Spies Among Us
Did you know that many of the most important intelligence meetings have happened right here in Santa Fe? Our little town plays a very big role in the history of espionage. Michael and I went to a lecture the other night by a former clandestine CIA officer who is now the head of Counter-Intelligence at the Department of Energy. There are a lot of those types here. I took some scribbled notes that I’ve since deciphered. So here is the quickie history of espionage in Santa Fe.
The planning of the assassination of Leon Trotsky: A local pharmacy right on Santa Fe’s famous plaza served as the planning venue and safe house for the plotters of Leon Trotsky’s assassination. Joseph Stalin and the head of the KGB wanted the assassination to take place in a manner that could not be traced back to the KGB. Like there were plenty of other organizations that would send a ten person team with 1,000 rounds to assassinate one guy. But anyway, Trotsky was living in Mexico City at the time so they chose a NOC (non-official cover) officer named Josef Grigulevich. Grigulevich was Lithuanian, but was raised in Argentina. He chose Santa Fe as his base of operations in the U.S., and as the place we would later escape to after the assassination. So he looked up a Lithuanian family that ran a drug store called Zook’s and he stayed with them. In May of 1940, Grigulevich and a ten person team stormed Trotsky’s compound in Mexico City and, as I said, pumped 1,000 rounds into the room where Trotsky and his wife were sleeping. Every single bullet missed. Grigulevich went on to have a long and successful career with the KGB, even serving as the ambassador of Costa Rica (under another alias) to both Italy and Yugoslavia. Trotsky was assassinated in August of 1940 by Ramon Mercader who struck him in the head with an ice pick. Mercader served 20 years in prison and was awarded the Hero of the Soviet Union by the KGB upon his return in 1960. Zook’s is now a Haagen Dazs store.

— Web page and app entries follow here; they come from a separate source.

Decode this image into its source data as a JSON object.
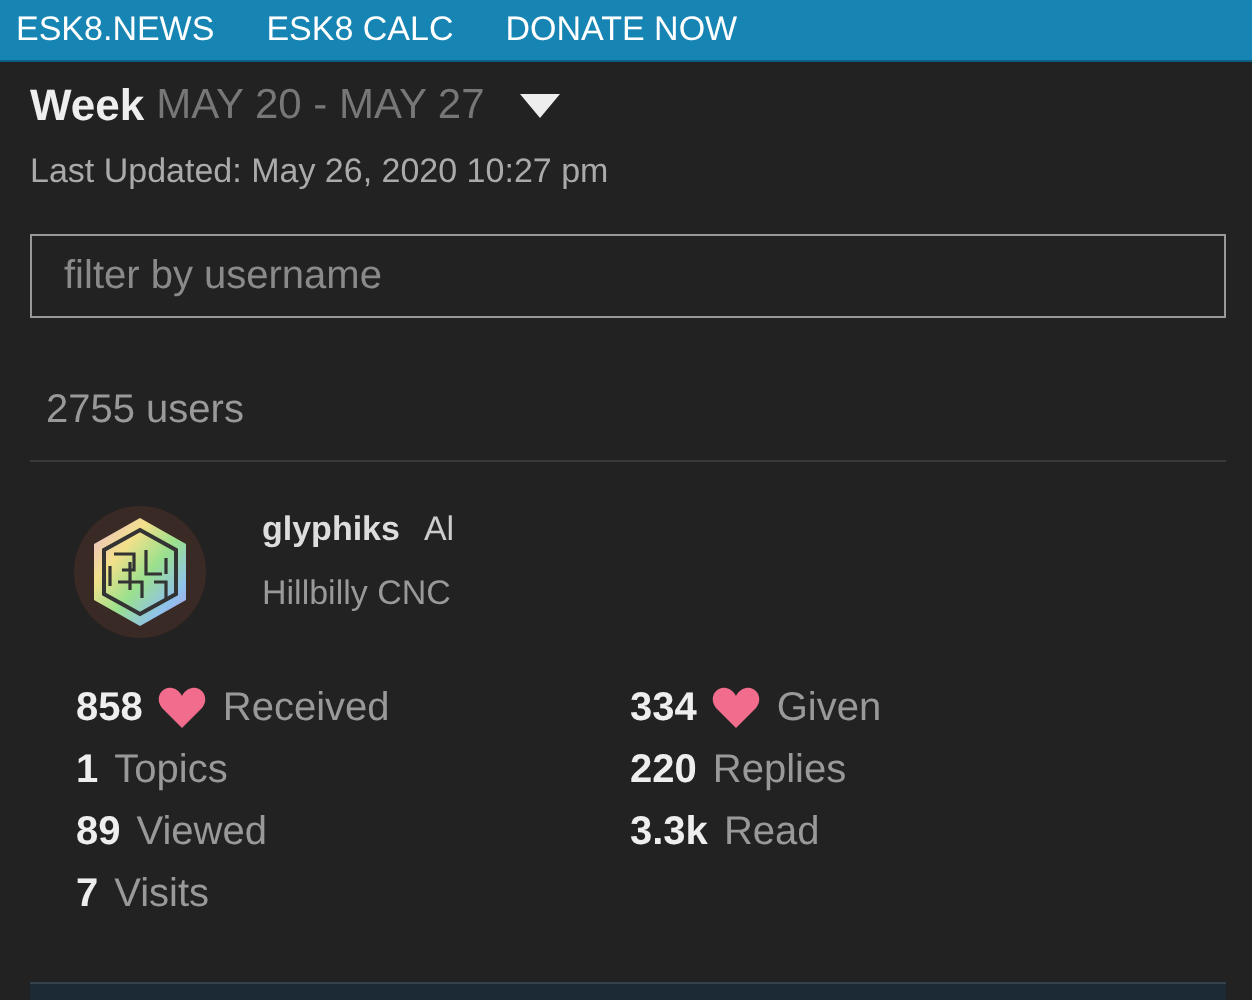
{
  "nav": [
    "ESK8.NEWS",
    "ESK8 CALC",
    "DONATE NOW"
  ],
  "period": {
    "label": "Week",
    "range": "MAY 20 - MAY 27"
  },
  "last_updated": "Last Updated: May 26, 2020 10:27 pm",
  "filter": {
    "placeholder": "filter by username"
  },
  "user_count": "2755 users",
  "user": {
    "username": "glyphiks",
    "name": "Al",
    "title": "Hillbilly CNC"
  },
  "stat_columns": [
    {
      "stats": [
        {
          "kind": "heart",
          "count": "858",
          "label": "Received"
        },
        {
          "kind": "plain",
          "count": "1",
          "label": "Topics"
        },
        {
          "kind": "plain",
          "count": "89",
          "label": "Viewed"
        },
        {
          "kind": "plain",
          "count": "7",
          "label": "Visits"
        }
      ]
    },
    {
      "stats": [
        {
          "kind": "heart",
          "count": "334",
          "label": "Given"
        },
        {
          "kind": "plain",
          "count": "220",
          "label": "Replies"
        },
        {
          "kind": "plain",
          "count": "3.3k",
          "label": "Read"
        }
      ]
    }
  ]
}
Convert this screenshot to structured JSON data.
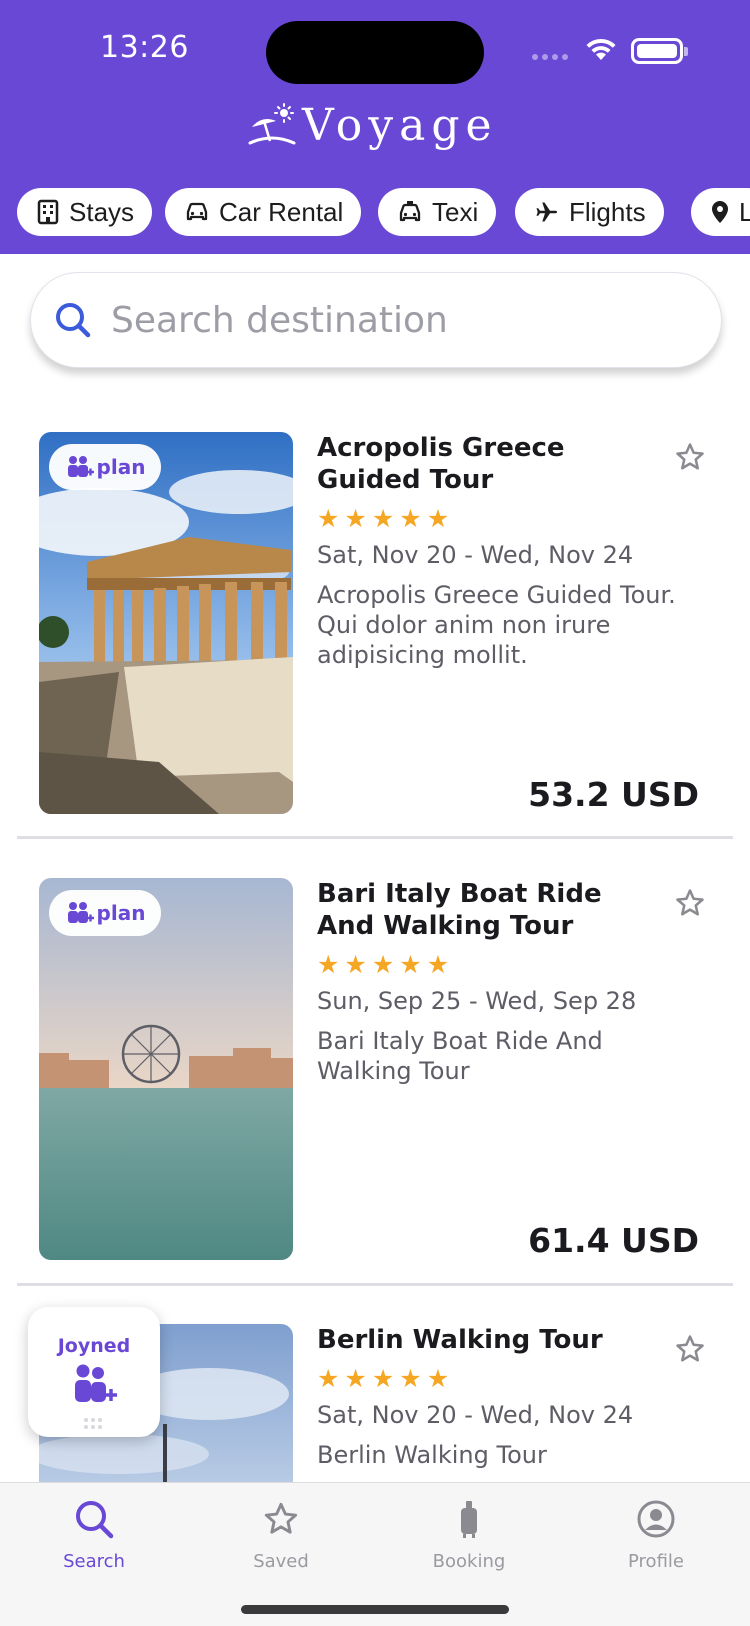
{
  "status_bar": {
    "time": "13:26"
  },
  "app": {
    "name": "Voyage"
  },
  "categories": [
    {
      "label": "Stays",
      "icon": "building-icon"
    },
    {
      "label": "Car Rental",
      "icon": "car-icon"
    },
    {
      "label": "Texi",
      "icon": "taxi-icon"
    },
    {
      "label": "Flights",
      "icon": "airplane-icon"
    },
    {
      "label": "L",
      "icon": "location-pin-icon"
    }
  ],
  "search": {
    "placeholder": "Search destination",
    "value": ""
  },
  "plan_badge_label": "plan",
  "tours": [
    {
      "title": "Acropolis Greece Guided Tour",
      "rating": 5,
      "dates": "Sat, Nov 20 - Wed, Nov 24",
      "description": "Acropolis Greece Guided Tour. Qui dolor anim non irure adipisicing mollit.",
      "price": "53.2 USD"
    },
    {
      "title": "Bari Italy Boat Ride And Walking Tour",
      "rating": 5,
      "dates": "Sun, Sep 25 - Wed, Sep 28",
      "description": "Bari Italy Boat Ride And Walking Tour",
      "price": "61.4 USD"
    },
    {
      "title": "Berlin Walking Tour",
      "rating": 5,
      "dates": "Sat, Nov 20 - Wed, Nov 24",
      "description": "Berlin Walking Tour"
    }
  ],
  "joyned_widget": {
    "label": "Joyned"
  },
  "tab_bar": {
    "items": [
      {
        "label": "Search",
        "icon": "search-icon",
        "active": true
      },
      {
        "label": "Saved",
        "icon": "star-icon",
        "active": false
      },
      {
        "label": "Booking",
        "icon": "luggage-icon",
        "active": false
      },
      {
        "label": "Profile",
        "icon": "profile-icon",
        "active": false
      }
    ]
  },
  "colors": {
    "brand": "#6a48d6",
    "star": "#f5a623",
    "text_primary": "#1b1b1f",
    "text_secondary": "#5d5d66"
  }
}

Klaus Fuchs and the Secrets of the Manhattan Project: The single greatest intelligence meeting in the history of the world happened on a street corner in Santa Fe in June 1945. Klaus Fuchs, a German scientist working at Los Alamos, met KGB officer Harry Gold and handed over all of the secrets of the atomic bomb. For free. Gold had traveled from New York City. During World War Two, Santa Fe and Los Alamos had the highest number of counter intelligence officers per capita in the world. Gold knew that he would instantly be under surveillance if he came to town alone (single man = secret agent) so he brought his mother along. Thanks to that meeting, Stalin was aware of when the Trinity Test of the nuclear bomb was happening and he knew that would bring an abrupt end to the war with Japan. So Stalin made the strategic decision to rush as many of his troops as possible to Asia to occupy Northern China. Had that meeting not occurred, the state of North Korea may not exist today.
On an interesting side note, Gold was later arrested and gave up the name of another KGB recruit he’d met with in New Mexico, David Greenglass. Greenglass, like Gold, cooperated (it was either that or be executed) and gave up the name of his sister and her husband who recruited him to the KGB – Ethel and Julius Rosenberg.
Edward Lee Howard and the End of the Cold War: In September 1985, Edward Lee Howard, a disgruntled former CIA officer (and Santa Fe resident, of course!), jumped from the car his wife was driving and eluded an entire surveillance team of his former colleagues and escaped to the Soviet Union (he even sat next to Lee Marvin on the plane to New York!).
Howard, angry that he’d been kicked out of the agency after it was revealed he’d lied about past drug use, had gotten revenge on his former employer by sharing secrets with the Soviets. For six years, the US had been listening in on a communications cable that linked the USSR’s defense laboratories to the Soviet’s Pentagon – um, that’s a pretty abundant target. And Howard told the Soviets! When Mikhail Gorbachev was informed of the bad news, he knew he had to engage in some sort of negotiation with the US.
Valerie Plame and Life After the CIA: Just thought I’d also include a shoutout to former CIA officer and current Santa Fe resident Valerie Plame. Keeping the tradition alive.